A handout picture made available by the South African Government Communication and Information System (GCIS) shows Chilean President Michelle Bachelet (R) being received by South African President Jacob Zuma (L) in Pretoria. EPA/GCIS / SIYABULELA DUDA / HANDOUT

Pretoria - Hostilities between Palestine and Israel took centre stage when President Jacob Zuma met his Chilean counterpart Michelle Bachelet Jeria at the Union Buildings in Pretoria on Friday.

“We called our ambassador for consultation. We are in the United Nations Security Council. We have been raising our voice to incentivise the peace negotiations,” said Bachelet after a closed-door session with Zuma.

“For us, what is going on in Gaza is a tragedy. I think enough is enough. We need to look at other measures we can take to really stop this tragedy.”

Last month, Chile recalled its ambassador Jorge Montero from Tel Aviv after condemning what it described as a “worsening of Israel's military offensive in the Gaza Strip”.

Bachelet said her country, a non-permanent member of the United Nations Security Council, was home to one of the world's largest Palestinian communities outside the Middle East, as well as a sizeable Jewish community.

“We do get along very well. I think Chile and South Africa are good examples to show that people can live together in peace, developing common objectives very well.

“We are looking forward to show those examples,” she said.

Zuma said the Israeli-Palestine conflict was a serious concern for both Pretoria and Santiago.

“We share concern about the developments in the Israeli-Palestine conflict. As South Africa, we reiterate our call on all parties to commit to an immediate ceasefire and to work towards a peaceful settlement,” said Zuma.

Bachelet, who is on a state visit until Sunday, was welcomed at the Union Buildings on Friday morning with a military parade and a resounding 21-gun salute.

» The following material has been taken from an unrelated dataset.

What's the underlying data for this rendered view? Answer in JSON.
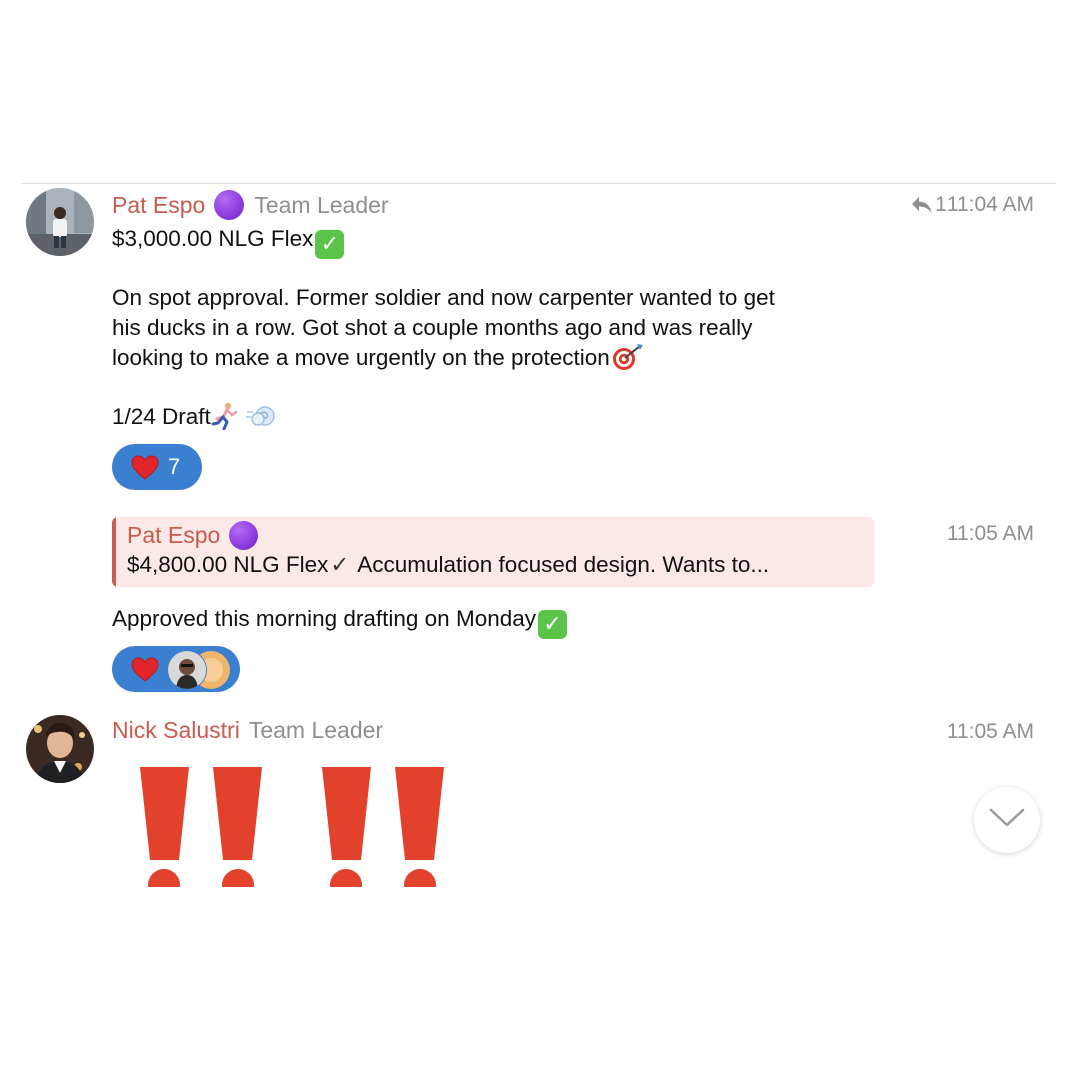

She said her visit was a “perfect moment to set a new pace” in bilateral relations between Pretoria and Santiago.

“We truly believe that South Africa and Chile are like-minded countries. We share a lot of different values,” said Bachelet.

“We believe that we can also bring resources from both countries to co-operate trilaterally with less developed countries of Africa, joining efforts and funds. We have a fund for fighting hunger and poverty.”

In a statement the presidency said South Africa was Chile's largest trading partner in Africa. South Africa was one of the largest foreign investors in the Chilean mining sector. South African companies regularly participated in large international mining exhibitions in Chile.

The top exports from South Africa were steel and related products which amounted to 61.6 percent of total exports to the South American country.

Around 37 percent of Chilean exports to Africa were destined for South Africa.

While in South Africa, Bachelet will deliver a keynote address at the 12th Nelson Mandela annual lecture in Cape Town.

She invited Zuma to visit Chile in a bid to foster relations.

“He has agreed and we hope to see him soon over there,” she said.

Bachelet is a former head of the United Nations entity for the empowerment of women and gender equality (UN Women).